Today’s soft multifocals are vastly better than previous designs; but they do take longer to fit and are less successful than soft spheres or torics. Success in soft multifocals is seldom a matter of achieving 20/20, as it typically is with soft spheres or torics. Rather, many multifocal patients are content with “20/happy.” Even when the Snellen acuity is not what it would be in spectacles, multifocal contact lenses allow patients to function well without having to wear glasses, which makes them happy.
One vital key to successful fitting is to use the manufacturers’ fitting guides. Manufacturers have invested tens of millions of dollars developing soft multifocals, and they have an enormous amount at stake in our success. They create their fitting guides with care and a great deal of input, and using these can help tremendously when selecting lenses, making changes, and tweaking “almost there” fits.
When Patients Don’t Adapt
Inadequate acuity is by far the biggest reason that presbyopes fail in soft multifocal lenses. Patients who begin the fitting process with appropriate expectations will not be unduly upset at failure—indeed, they are typically grateful for the effort.
This attitude makes it feasible to bring up the multifocal option at future visits, when new technology becomes available. Patients appreciate our keeping a lookout for what’s new on the market and what may work for them. Success or failure is not the criteria for patient happiness—it is our honesty and clear effort to find a solution that earns their respect and loyalty.
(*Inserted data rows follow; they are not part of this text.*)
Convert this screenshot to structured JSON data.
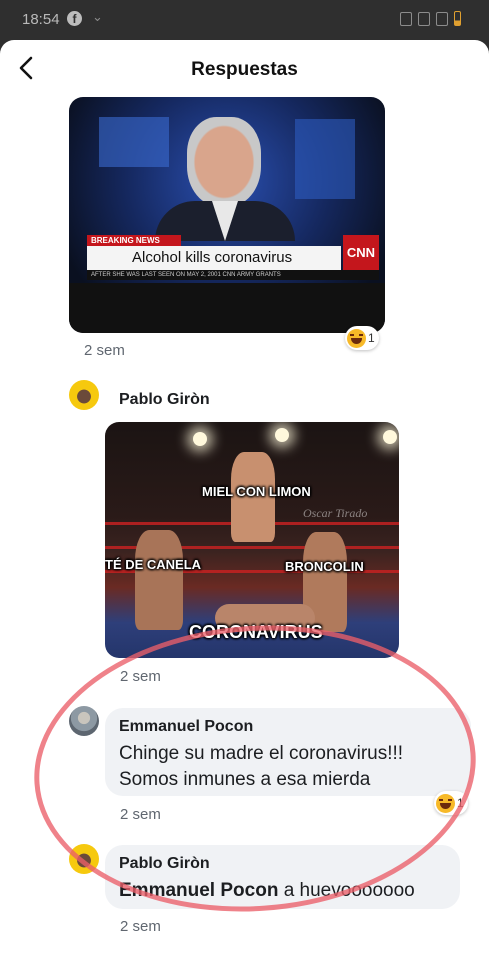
{
  "status_bar": {
    "time": "18:54",
    "notification_icon": "facebook-icon",
    "system_icons": [
      "mute-icon",
      "wifi-icon",
      "signal-icon",
      "battery-icon"
    ]
  },
  "header": {
    "title": "Respuestas",
    "back_icon": "chevron-left-icon"
  },
  "thread": [
    {
      "type": "image-reply",
      "image": {
        "breaking": "BREAKING NEWS",
        "headline": "Alcohol kills coronavirus",
        "network": "CNN",
        "ticker": "AFTER SHE WAS LAST SEEN ON MAY 2, 2001   CNN   ARMY GRANTS"
      },
      "time": "2 sem",
      "reaction": {
        "icon": "haha-emoji-icon",
        "count": "1"
      }
    },
    {
      "type": "image-reply",
      "author": "Pablo Giròn",
      "image": {
        "labels": [
          "MIEL CON LIMON",
          "TÉ DE CANELA",
          "BRONCOLIN",
          "CORONAVIRUS"
        ],
        "watermark": "Oscar Tirado"
      },
      "time": "2 sem"
    },
    {
      "type": "text-reply",
      "author": "Emmanuel Pocon",
      "text_line1": "Chinge su madre el coronavirus!!!",
      "text_line2": "Somos inmunes a esa mierda",
      "time": "2 sem",
      "reaction": {
        "icon": "haha-emoji-icon",
        "count": "1"
      }
    },
    {
      "type": "text-reply",
      "author": "Pablo Giròn",
      "mention": "Emmanuel Pocon",
      "text": " a huevooooooo",
      "time": "2 sem"
    }
  ],
  "colors": {
    "annotation_circle": "#eb5f69",
    "bubble": "#f0f2f5",
    "secondary_text": "#606770"
  }
}
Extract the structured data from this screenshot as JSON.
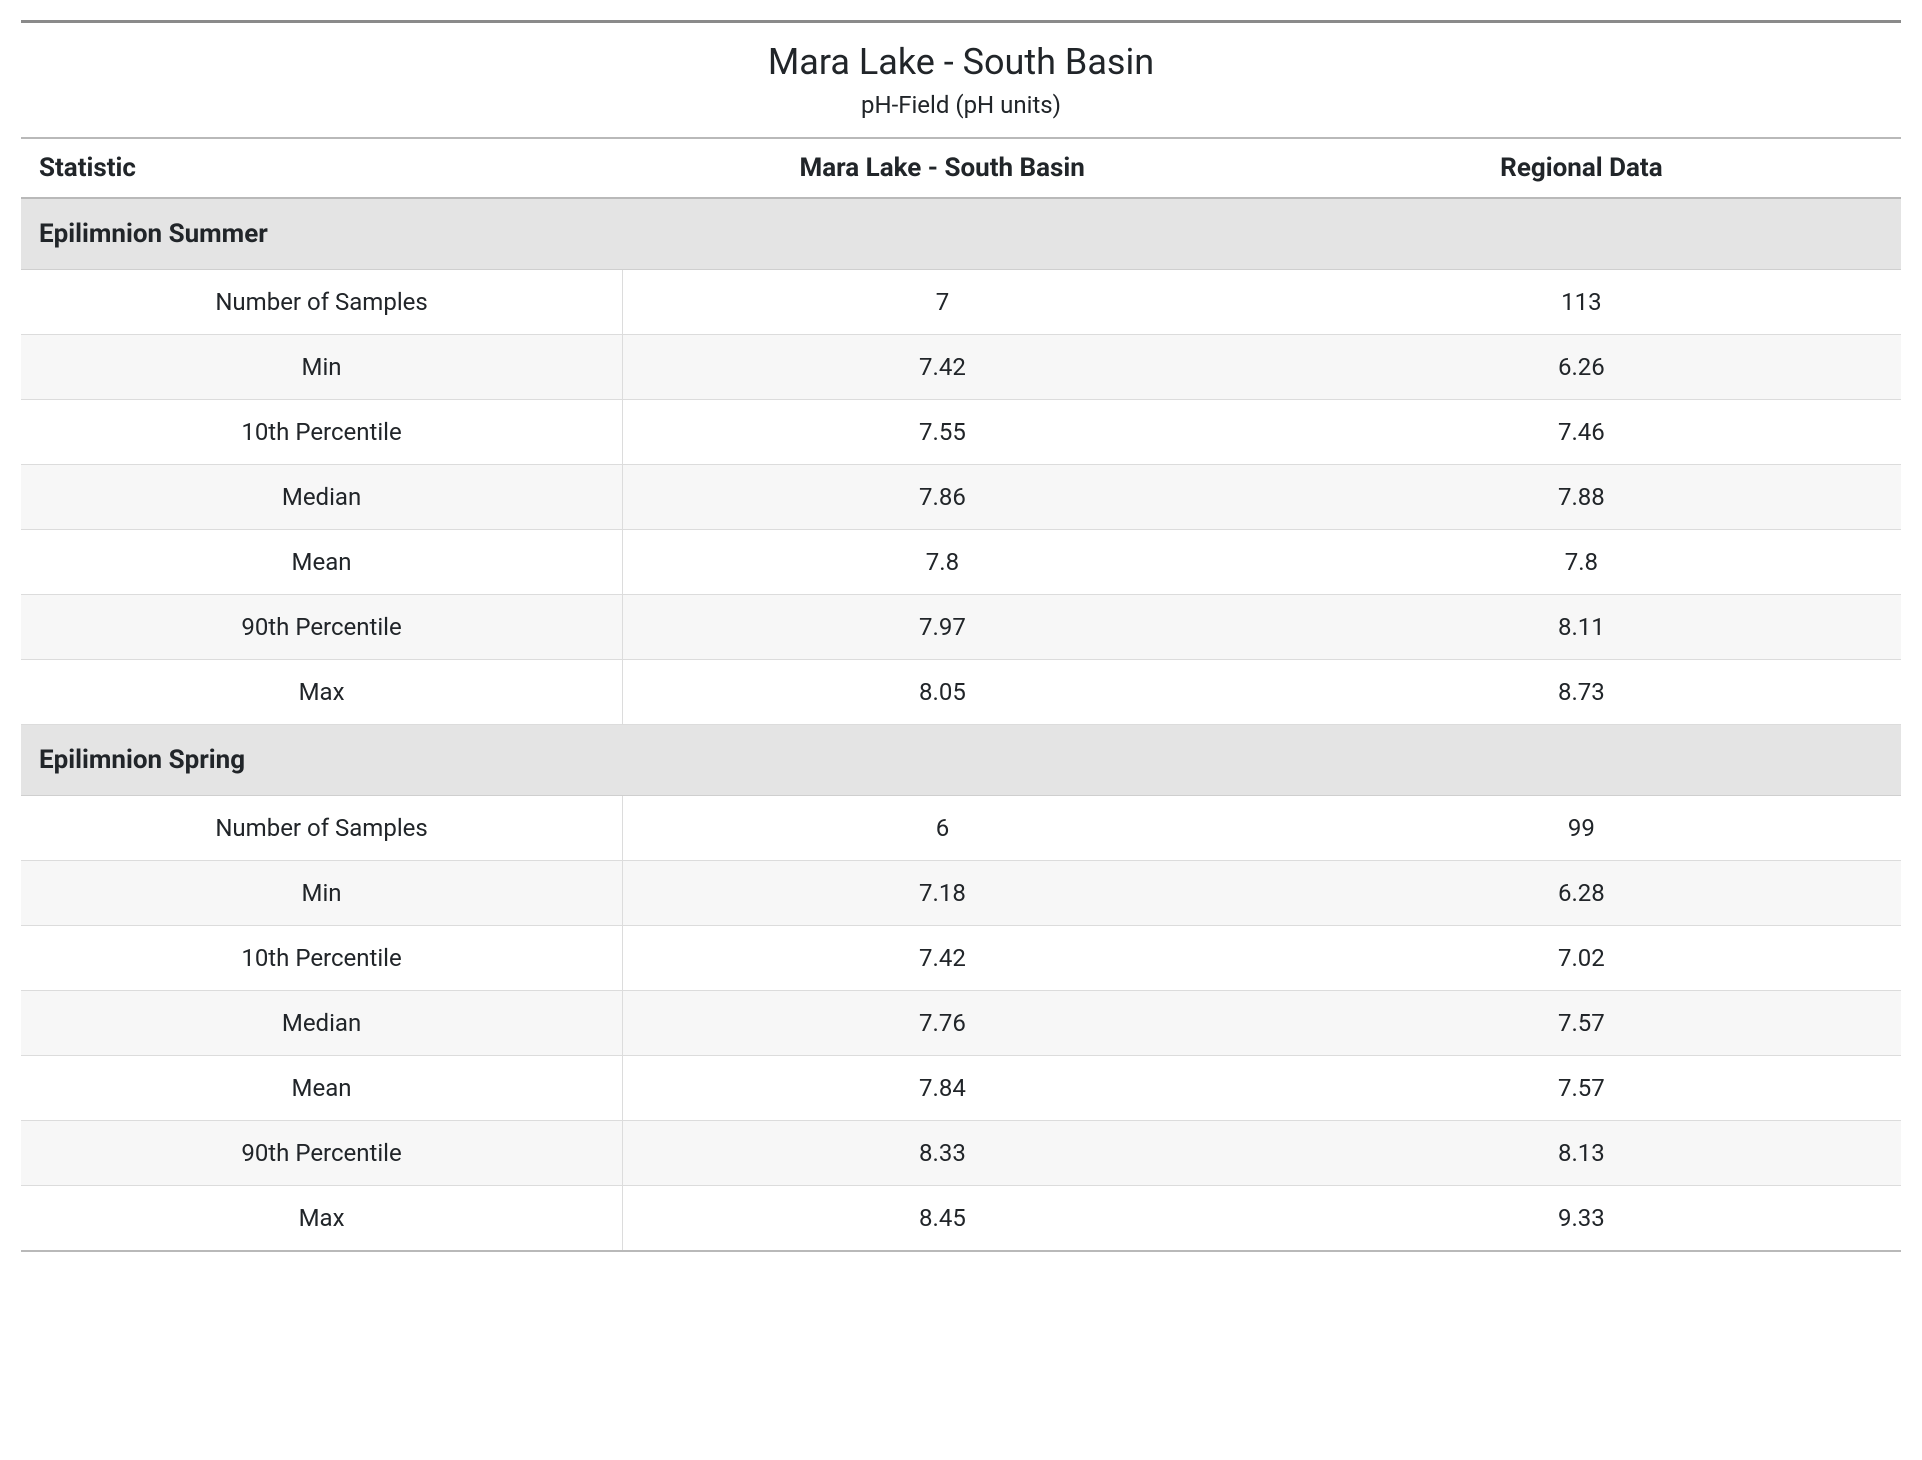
{
  "header": {
    "title": "Mara Lake - South Basin",
    "subtitle": "pH-Field (pH units)"
  },
  "columns": {
    "stat": "Statistic",
    "site": "Mara Lake - South Basin",
    "regional": "Regional Data"
  },
  "sections": [
    {
      "name": "Epilimnion Summer",
      "rows": [
        {
          "stat": "Number of Samples",
          "site": "7",
          "regional": "113"
        },
        {
          "stat": "Min",
          "site": "7.42",
          "regional": "6.26"
        },
        {
          "stat": "10th Percentile",
          "site": "7.55",
          "regional": "7.46"
        },
        {
          "stat": "Median",
          "site": "7.86",
          "regional": "7.88"
        },
        {
          "stat": "Mean",
          "site": "7.8",
          "regional": "7.8"
        },
        {
          "stat": "90th Percentile",
          "site": "7.97",
          "regional": "8.11"
        },
        {
          "stat": "Max",
          "site": "8.05",
          "regional": "8.73"
        }
      ]
    },
    {
      "name": "Epilimnion Spring",
      "rows": [
        {
          "stat": "Number of Samples",
          "site": "6",
          "regional": "99"
        },
        {
          "stat": "Min",
          "site": "7.18",
          "regional": "6.28"
        },
        {
          "stat": "10th Percentile",
          "site": "7.42",
          "regional": "7.02"
        },
        {
          "stat": "Median",
          "site": "7.76",
          "regional": "7.57"
        },
        {
          "stat": "Mean",
          "site": "7.84",
          "regional": "7.57"
        },
        {
          "stat": "90th Percentile",
          "site": "8.33",
          "regional": "8.13"
        },
        {
          "stat": "Max",
          "site": "8.45",
          "regional": "9.33"
        }
      ]
    }
  ]
}
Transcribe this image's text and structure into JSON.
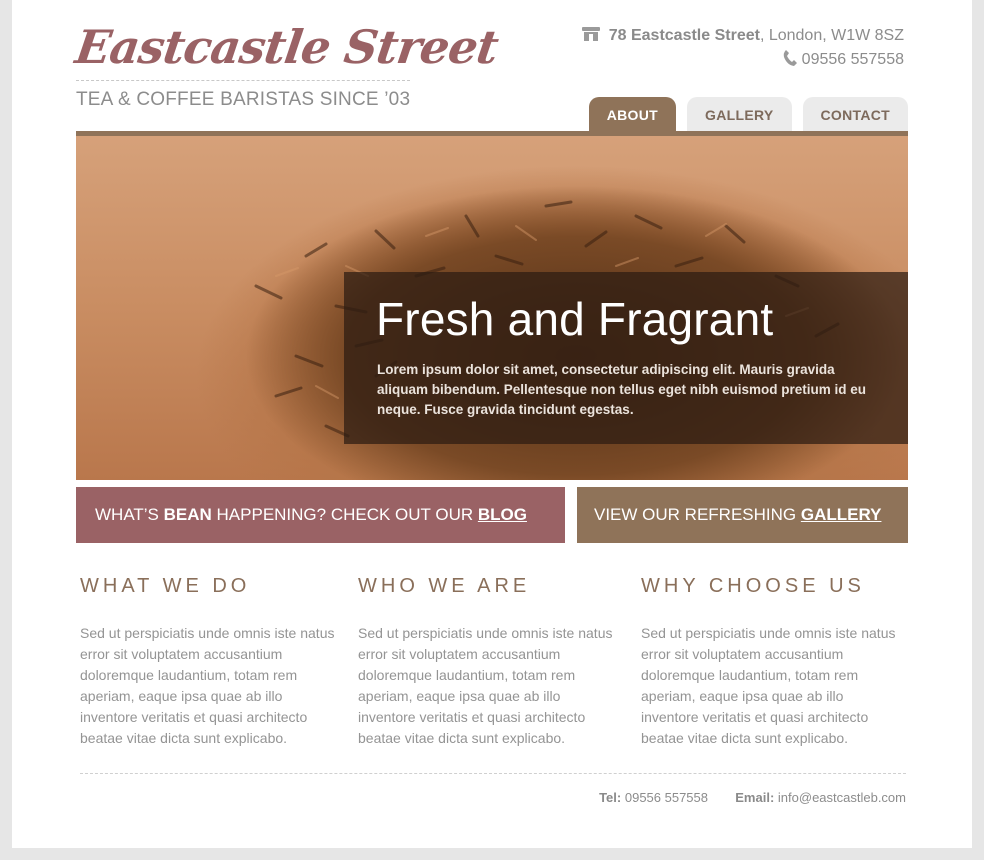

I succeed with multifocals between 60% and 70% of the time, and I attribute this success, in part, to my care in patient selection. Looked at another way, I can afford a 30% to 40% failure rate in multifocal lenses because not only have I been paid appropriately, but patients leave happy knowing that I have tried. It’s a win-win, whether the patient leaves in multifocal contact lenses or another presbyopic correction modality.
Acuity in multifocal soft contact lenses may not match acuity in glasses or even soft spheres; and patients must expect that. If the fitter has made sure that there is good vision for the patient’s important tasks, most patients can accept the reduced acuity in other situations in return for spectacle freedom. It’s not for everybody, but for many patients “20/happy” vision in multifocals is the solution of choice.
THE BOTTOM LINE
Although multifocal contact lenses may not provide the success rates of spherical or even toric lenses, they can be a boon to patients and practice. The keys to success with these lenses include learning the patient’s most critical vision needs; creating an efficient fitting process; having a fee structure that keeps fitting profitable even if the patient doesn’t leave with multifocal lenses; and seeking other solutions quickly once it becomes clear that additional multifocal fitting is unlikely to succeed.
Glenda B. Secor, OD, FAAO, practices in Huntington Beach, CA. Refractive Eyecare editorial director David Kellner assisted in the preparation of this manuscript.